Rosneft, not to be outdone, simultaneously proposed a $30 billion oil-for-loans deal with China, possibly doubling Russian petroleum exports to the PRC. The deal would make China the largest consumer of Russian oil and further divert supplies away from Europe (RT, February 14; Reuters, February 23). China would certainly find it attractive to place Rosneft in debt to it by so great an amount, but either the existing oil pipeline would have to be doubled or a second one built necessitating a huge investment.
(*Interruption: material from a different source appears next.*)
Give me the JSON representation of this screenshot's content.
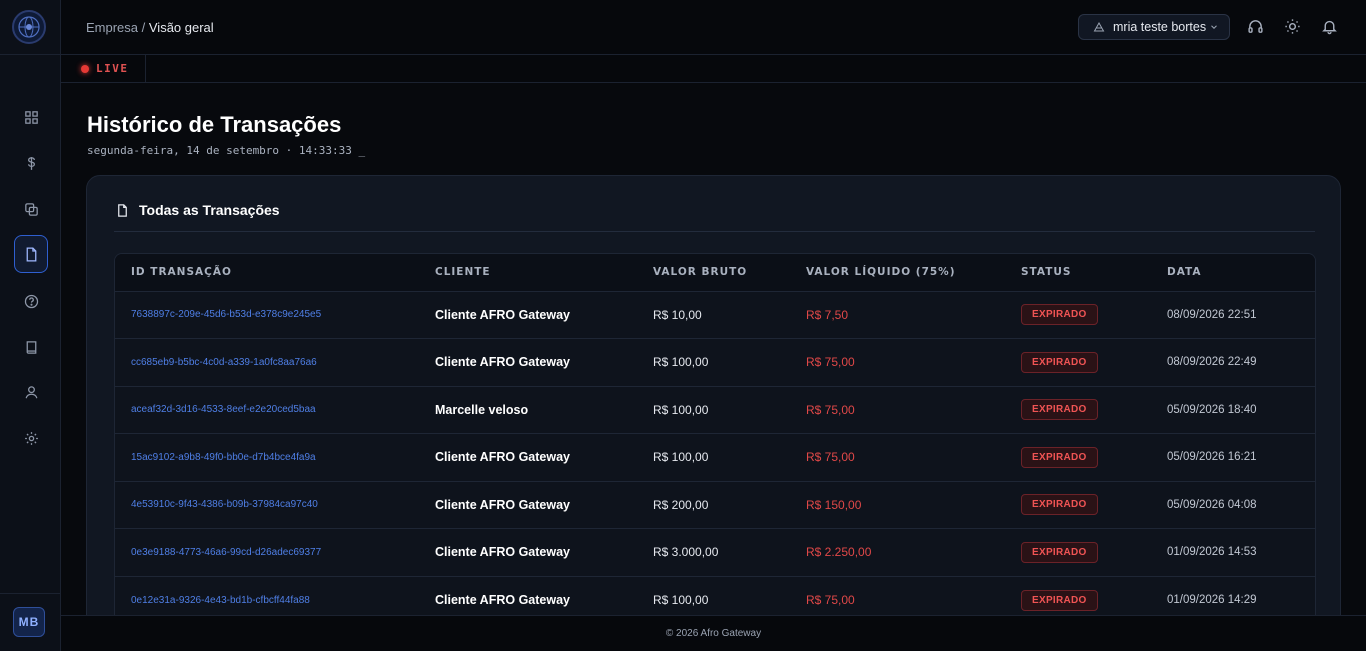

Moreover, though Beijing loaned Rosneft and Russian state-owned pipeline manager Transneft the money to build the original oil pipeline to China—the East Siberia–Pacific Ocean or ESPO pipeline—that project became ensnared in litigation until Russia dropped the export price. Moscow is not likely to do that again without pressure.

It thus appears that Moscow and Beijing have turned a corner on their long-standing gas pipeline project, but the issue of price remains to be resolved. Second, both governments are trying to draw closer together by overcoming long-standing obstacles to their relationship; and the likely catalyst for this is a shared sense of US pressure. Third, these deals, if they materialize, will considerably strengthen Russia’s standing in Asia as well as Moscow’s Asian policy. But it also is true, finally, that the rivalry among Novatek, Rosneft and Gazprom indicates that Russian energy and foreign policies are frequently driven by rival business and factional interests. Those rivalries will clearly not go away anytime soon.